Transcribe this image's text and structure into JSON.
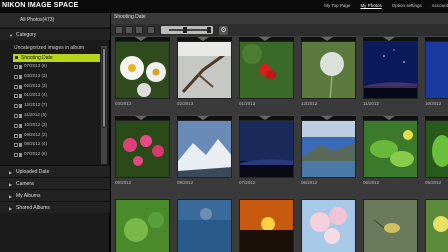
{
  "app": {
    "logo": "NIKON IMAGE SPACE"
  },
  "topnav": {
    "items": [
      "My Top Page",
      "My Photos",
      "Option settings",
      "Account"
    ]
  },
  "sidebar": {
    "all_photos": "All Photos(473)",
    "category": "Category",
    "uncategorized": "Uncategorized images in album",
    "shooting_date": "Shooting Date",
    "months": [
      "07/2013 (6)",
      "03/2013 (3)",
      "02/2013 (3)",
      "01/2013 (4)",
      "12/2012 (7)",
      "11/2012 (6)",
      "10/2012 (3)",
      "09/2012 (2)",
      "08/2012 (4)",
      "07/2012 (6)"
    ],
    "uploaded_date": "Uploaded Date",
    "camera": "Camera",
    "my_albums": "My Albums",
    "shared_albums": "Shared Albums"
  },
  "main": {
    "title": "Shooting Date",
    "photos": [
      {
        "date": "03/2013"
      },
      {
        "date": "02/2013"
      },
      {
        "date": "01/2013"
      },
      {
        "date": "12/2012"
      },
      {
        "date": "11/2012"
      },
      {
        "date": "10/2012"
      },
      {
        "date": "09/2012"
      },
      {
        "date": "08/2012"
      },
      {
        "date": "07/2012"
      },
      {
        "date": "06/2012"
      },
      {
        "date": "06/2012"
      },
      {
        "date": "05/2012"
      },
      {
        "date": ""
      },
      {
        "date": ""
      },
      {
        "date": ""
      },
      {
        "date": ""
      },
      {
        "date": ""
      },
      {
        "date": ""
      }
    ]
  },
  "colors": {
    "accent": "#b8d617",
    "background": "#3a3a3a",
    "sidebar": "#1b1b1b"
  }
}
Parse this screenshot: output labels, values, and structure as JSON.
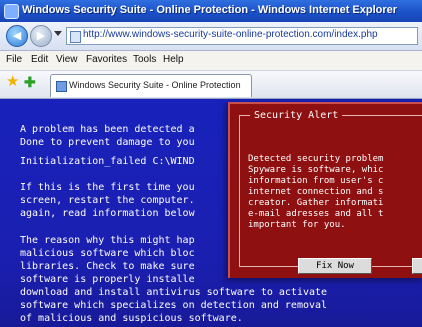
{
  "window": {
    "title": "Windows Security Suite - Online Protection - Windows Internet Explorer"
  },
  "address": {
    "url": "http://www.windows-security-suite-online-protection.com/index.php"
  },
  "menu": {
    "items": [
      "File",
      "Edit",
      "View",
      "Favorites",
      "Tools",
      "Help"
    ]
  },
  "tab": {
    "label": "Windows Security Suite - Online Protection"
  },
  "page": {
    "paragraphs": [
      "A problem has been detected a\nDone to prevent damage to you",
      "Initialization_failed C:\\WIND",
      "If this is the first time you\nscreen, restart the computer.\nagain, read information below",
      "The reason why this might hap\nmalicious software which bloc\nlibraries. Check to make sure\nsoftware is properly installe\ndownload and install antivirus software to activate\nsoftware which specializes on detection and removal\nof malicious and suspicious software."
    ]
  },
  "alert": {
    "title": "Security Alert",
    "body": "Detected security problem\nSpyware is software, whic\ninformation from user's c\ninternet connection and s\ncreator. Gather informati\ne-mail adresses and all t\nimportant for you.",
    "fix_button": "Fix Now"
  }
}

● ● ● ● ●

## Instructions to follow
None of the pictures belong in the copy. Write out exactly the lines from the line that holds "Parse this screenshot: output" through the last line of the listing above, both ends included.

## Exercise solution
Parse this screenshot: output labels, values, and structure as JSON.
{
  "window": {
    "title": "Windows Security Suite - Online Protection - Windows Internet Explorer"
  },
  "address": {
    "url": "http://www.windows-security-suite-online-protection.com/index.php"
  },
  "menu": {
    "items": [
      "File",
      "Edit",
      "View",
      "Favorites",
      "Tools",
      "Help"
    ]
  },
  "tab": {
    "label": "Windows Security Suite - Online Protection"
  },
  "page": {
    "paragraphs": [
      "A problem has been detected a\nDone to prevent damage to you",
      "Initialization_failed C:\\WIND",
      "If this is the first time you\nscreen, restart the computer.\nagain, read information below",
      "The reason why this might hap\nmalicious software which bloc\nlibraries. Check to make sure\nsoftware is properly installe\ndownload and install antivirus software to activate\nsoftware which specializes on detection and removal\nof malicious and suspicious software."
    ]
  },
  "alert": {
    "title": "Security Alert",
    "body": "Detected security problem\nSpyware is software, whic\ninformation from user's c\ninternet connection and s\ncreator. Gather informati\ne-mail adresses and all t\nimportant for you.",
    "fix_button": "Fix Now"
  }
}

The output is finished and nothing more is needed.